Excerpted data:
┌──
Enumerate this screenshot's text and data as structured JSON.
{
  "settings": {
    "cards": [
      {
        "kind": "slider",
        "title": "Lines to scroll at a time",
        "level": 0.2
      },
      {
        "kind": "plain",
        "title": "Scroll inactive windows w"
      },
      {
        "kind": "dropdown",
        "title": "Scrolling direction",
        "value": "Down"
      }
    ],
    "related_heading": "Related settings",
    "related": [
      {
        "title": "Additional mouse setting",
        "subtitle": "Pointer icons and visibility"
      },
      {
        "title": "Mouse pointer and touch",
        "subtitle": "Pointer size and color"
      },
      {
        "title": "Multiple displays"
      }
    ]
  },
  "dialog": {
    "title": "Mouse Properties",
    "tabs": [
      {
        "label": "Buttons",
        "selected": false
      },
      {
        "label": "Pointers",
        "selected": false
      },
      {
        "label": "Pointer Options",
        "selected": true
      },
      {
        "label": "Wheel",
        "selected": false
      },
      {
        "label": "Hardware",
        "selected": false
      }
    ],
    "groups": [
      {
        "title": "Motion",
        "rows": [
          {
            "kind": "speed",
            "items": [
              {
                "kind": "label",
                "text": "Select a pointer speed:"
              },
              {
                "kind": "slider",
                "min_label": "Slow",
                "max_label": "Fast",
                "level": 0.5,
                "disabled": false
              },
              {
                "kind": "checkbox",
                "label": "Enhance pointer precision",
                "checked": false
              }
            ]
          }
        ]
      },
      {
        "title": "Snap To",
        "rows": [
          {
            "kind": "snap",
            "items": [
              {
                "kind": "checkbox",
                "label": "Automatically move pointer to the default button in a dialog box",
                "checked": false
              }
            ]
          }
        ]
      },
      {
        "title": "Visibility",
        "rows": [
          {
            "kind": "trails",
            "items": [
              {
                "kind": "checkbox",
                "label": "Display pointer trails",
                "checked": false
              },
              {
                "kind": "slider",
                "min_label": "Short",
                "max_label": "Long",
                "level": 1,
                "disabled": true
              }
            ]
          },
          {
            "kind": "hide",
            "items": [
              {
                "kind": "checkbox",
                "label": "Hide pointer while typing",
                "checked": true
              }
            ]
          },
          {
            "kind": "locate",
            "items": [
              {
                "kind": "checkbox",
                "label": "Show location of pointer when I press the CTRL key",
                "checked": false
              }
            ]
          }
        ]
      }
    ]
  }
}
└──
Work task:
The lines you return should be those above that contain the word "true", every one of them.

Result for this exercise:
        "selected": true
                "disabled": true
                "checked": true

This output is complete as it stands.